Applying to the college application process
By: Belinda Gonzalez-Leon, Ed. D., MBA
DORAL, FL – The college application process is riddled with dates. Dates that applications open, dates that paperwork is due, and dates by which you need to inform the college of certain decisions. If you miss a deadline, whether it be by a few hours or days, there are no second chances. None. There is no begging the teacher for an extension or turning something in late knowing you’ll lose some points. You miss the deadline, you are out.
For every school, you apply to, for every financial aid dollar you request, and for every scholarship, you hope to win- there are hundreds or even thousands of other students in the same exact line as you. If you lose your place in line because you missed the deadline, then all the other students behind you immediately move up and tough luck to you.

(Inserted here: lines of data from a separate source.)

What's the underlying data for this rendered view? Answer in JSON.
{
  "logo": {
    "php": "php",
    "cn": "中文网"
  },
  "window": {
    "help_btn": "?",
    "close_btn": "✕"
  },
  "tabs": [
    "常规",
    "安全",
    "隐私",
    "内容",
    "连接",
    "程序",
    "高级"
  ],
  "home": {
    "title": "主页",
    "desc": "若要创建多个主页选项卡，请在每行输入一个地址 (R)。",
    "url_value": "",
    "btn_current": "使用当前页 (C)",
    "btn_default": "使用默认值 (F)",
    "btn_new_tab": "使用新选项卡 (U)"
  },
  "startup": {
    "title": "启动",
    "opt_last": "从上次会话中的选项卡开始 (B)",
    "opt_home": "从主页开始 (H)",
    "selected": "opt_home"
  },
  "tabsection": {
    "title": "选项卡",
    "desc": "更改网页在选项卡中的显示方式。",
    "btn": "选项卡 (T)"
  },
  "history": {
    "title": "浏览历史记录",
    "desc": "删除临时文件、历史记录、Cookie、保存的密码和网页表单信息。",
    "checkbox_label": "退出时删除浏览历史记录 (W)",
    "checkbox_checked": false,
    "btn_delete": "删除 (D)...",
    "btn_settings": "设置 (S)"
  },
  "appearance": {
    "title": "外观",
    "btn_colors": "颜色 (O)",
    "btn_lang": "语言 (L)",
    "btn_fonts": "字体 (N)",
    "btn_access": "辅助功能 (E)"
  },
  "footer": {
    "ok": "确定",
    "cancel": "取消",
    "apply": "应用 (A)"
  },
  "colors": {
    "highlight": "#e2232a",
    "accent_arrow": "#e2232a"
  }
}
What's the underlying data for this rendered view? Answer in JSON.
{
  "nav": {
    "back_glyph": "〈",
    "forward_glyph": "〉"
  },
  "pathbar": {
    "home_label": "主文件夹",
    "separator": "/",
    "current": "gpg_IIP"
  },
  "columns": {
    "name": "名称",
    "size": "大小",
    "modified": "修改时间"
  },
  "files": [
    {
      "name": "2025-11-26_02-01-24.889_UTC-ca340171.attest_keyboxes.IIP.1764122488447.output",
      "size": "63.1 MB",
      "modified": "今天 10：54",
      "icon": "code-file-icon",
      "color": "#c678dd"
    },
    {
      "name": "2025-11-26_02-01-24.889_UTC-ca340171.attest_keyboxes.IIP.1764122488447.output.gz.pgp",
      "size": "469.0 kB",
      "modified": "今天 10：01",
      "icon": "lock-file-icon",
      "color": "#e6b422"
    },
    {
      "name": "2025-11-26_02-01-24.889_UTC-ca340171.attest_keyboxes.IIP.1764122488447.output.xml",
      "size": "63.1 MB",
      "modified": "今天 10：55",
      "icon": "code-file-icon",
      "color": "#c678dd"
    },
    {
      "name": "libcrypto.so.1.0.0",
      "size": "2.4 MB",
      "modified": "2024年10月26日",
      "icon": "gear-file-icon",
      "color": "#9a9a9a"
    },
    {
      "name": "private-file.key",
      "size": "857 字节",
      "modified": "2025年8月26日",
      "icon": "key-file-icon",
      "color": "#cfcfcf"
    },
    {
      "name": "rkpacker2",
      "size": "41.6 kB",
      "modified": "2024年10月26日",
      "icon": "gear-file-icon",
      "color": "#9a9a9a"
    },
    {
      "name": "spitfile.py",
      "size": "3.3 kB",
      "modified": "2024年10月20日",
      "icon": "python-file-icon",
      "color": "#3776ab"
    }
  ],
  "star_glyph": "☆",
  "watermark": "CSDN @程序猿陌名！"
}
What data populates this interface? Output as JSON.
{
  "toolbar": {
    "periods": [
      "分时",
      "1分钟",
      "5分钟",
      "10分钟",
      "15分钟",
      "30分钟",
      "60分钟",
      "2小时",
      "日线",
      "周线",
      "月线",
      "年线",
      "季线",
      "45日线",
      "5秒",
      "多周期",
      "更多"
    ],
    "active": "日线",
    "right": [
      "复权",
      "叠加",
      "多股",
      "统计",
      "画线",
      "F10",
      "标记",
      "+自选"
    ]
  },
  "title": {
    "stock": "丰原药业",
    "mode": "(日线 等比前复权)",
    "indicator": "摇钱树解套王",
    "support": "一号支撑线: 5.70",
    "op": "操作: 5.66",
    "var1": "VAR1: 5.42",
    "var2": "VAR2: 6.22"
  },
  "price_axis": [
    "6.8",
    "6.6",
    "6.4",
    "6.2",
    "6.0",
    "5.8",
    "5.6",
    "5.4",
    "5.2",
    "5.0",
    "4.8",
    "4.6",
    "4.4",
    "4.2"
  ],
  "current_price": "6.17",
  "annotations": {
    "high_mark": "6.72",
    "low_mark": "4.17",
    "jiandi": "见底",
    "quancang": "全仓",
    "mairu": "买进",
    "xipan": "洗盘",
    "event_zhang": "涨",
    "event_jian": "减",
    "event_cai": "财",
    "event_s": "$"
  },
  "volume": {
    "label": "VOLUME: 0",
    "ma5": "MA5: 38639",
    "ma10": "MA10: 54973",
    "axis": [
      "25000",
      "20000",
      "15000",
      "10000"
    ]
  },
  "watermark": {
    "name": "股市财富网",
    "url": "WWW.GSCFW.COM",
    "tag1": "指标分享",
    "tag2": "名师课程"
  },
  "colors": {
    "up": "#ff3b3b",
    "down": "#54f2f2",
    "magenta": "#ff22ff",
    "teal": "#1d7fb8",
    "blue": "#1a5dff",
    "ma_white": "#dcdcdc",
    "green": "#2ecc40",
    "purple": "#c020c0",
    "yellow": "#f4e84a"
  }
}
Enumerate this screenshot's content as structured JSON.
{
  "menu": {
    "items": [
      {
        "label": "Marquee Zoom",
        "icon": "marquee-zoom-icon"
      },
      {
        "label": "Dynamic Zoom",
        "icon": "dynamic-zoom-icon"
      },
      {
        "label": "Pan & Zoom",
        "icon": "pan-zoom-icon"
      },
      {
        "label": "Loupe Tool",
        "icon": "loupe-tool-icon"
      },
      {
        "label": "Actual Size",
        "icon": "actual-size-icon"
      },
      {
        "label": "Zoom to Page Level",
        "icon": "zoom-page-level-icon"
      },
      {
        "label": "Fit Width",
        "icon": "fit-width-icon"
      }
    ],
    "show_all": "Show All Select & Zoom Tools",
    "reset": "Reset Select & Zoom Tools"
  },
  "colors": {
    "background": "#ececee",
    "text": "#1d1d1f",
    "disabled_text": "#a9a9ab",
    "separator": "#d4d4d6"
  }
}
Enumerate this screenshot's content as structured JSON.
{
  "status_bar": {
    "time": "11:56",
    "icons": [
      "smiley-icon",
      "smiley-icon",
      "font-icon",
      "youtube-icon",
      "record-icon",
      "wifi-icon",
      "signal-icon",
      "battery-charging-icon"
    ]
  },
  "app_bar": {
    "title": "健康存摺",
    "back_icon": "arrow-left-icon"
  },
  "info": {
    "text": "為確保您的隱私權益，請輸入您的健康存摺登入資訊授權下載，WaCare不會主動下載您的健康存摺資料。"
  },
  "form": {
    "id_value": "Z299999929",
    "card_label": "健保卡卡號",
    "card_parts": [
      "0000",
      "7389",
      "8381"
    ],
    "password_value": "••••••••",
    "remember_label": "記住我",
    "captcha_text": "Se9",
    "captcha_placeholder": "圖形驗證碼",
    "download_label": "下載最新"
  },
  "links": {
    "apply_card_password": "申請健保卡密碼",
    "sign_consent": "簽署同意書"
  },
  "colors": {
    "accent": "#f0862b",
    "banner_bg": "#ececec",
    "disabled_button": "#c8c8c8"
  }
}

The Common Application, the online application used by many universities throughout the country, opens up on August 1st. That is weeks before classes start for most high school students. A majority of colleges have deadlines in January and some as late as March.
However, two very popular schools here in Florida, University of Florida (UF) and Florida State University (FSU) have deadlines of November 1st. This year I had two students that were asked to submit their applications by October 15th. That’s not an advertised deadline. That’s the deadline those particular students were asked to adhere to because one was an athlete and the other was being considered for a special scholarship.
Normally colleges will have a November deadline for Early Decision or Early Acceptance admissions programs. A November deadline may also be used if a student would like to be considered for an honors college or program or for some specific scholarships. However, even if your college has a deadline that extends into March- you should apply as early as possible.
The reason colleges have early deadlines is because they want the best students. They want the students who can get it together and send everything in months ahead of schedule. Florida International University (FIU) allows you to apply all the way through April and the University of Central Florida (UCF) gives you until May. One of my students applied in August as soon as the Common App opened and she already has acceptances to both colleges.
Two months after the Common Application opens, the Free Application for Federal Student Aid (FAFSA) opens on October 1st. This is the form that every 12th grader and current college student has to fill out yearly to request financial aid. Although the deadline to submit your FAFSA could be right before you start college, you do not want to wait that long.
Once your application is processed at both a Federal and State level for available monies, it goes to each college you applied to. They also determine how much aid they can offer you based on your information. There are also many private scholarships that use the FAFSA to determine if you are in need of money for tuition.
As financial aid starts to be doled out, the pot of gold slowly dwindles. Students have a better chance of getting more aid if they complete the form promptly than waiting until the pot is almost empty. Yes, you may still be awarded some financial aid- but it won’t be as much.
At the college or private organization level, they have limited funds and when it’s done, it’s done. That’s why it’s important to get that application in ASAP so that you can be first in line for available school funding.
There are also deadlines by when to accept an admissions offer a college has extends you; a deadline to accept grants or scholarships awarded to you; deadlines by when to pay your deposit for school or the dorm; and a deadline to submit any pending paperwork that the college is asking for.
There have been too many parents who have contacted me asking for help because they missed a deadline that shut them out of a full scholarship or a college honors program or getting into any college for that matter. Get organized! Simply write down the dates on a calendar or on your phone and be sure you remind yourself a week before the deadline.
And don’t think that meeting the acceptance or rejection deadline isn’t important. Saying, “No thank you” to a school is important. Informing a school that you have chosen not to attend is means that a student on the waiting list now gets a spot. Imagine if you were that student!
There is also the possibility that you may end up attending that very college as a transfer student or even a graduate student. You want to do things right. The school will be happy to have someone that knows how to follow directions, believes in common courtesy, and respects rules.
Remember, at some point, the dog eating your homework is no longer acceptable.
Dr. Belinda Leon is available for presentations on the step by step process for applying to college: high school coursework, choosing the right college, the application, how financial aid works- the entire process. Individual consultations too! Dr. Leon can also assist with pre-school, elementary, middle and high school questions as well as graduate school, international students and foreign credential validation issues.
Email: firstname.lastname@example.org | Ph: (305) 494-9389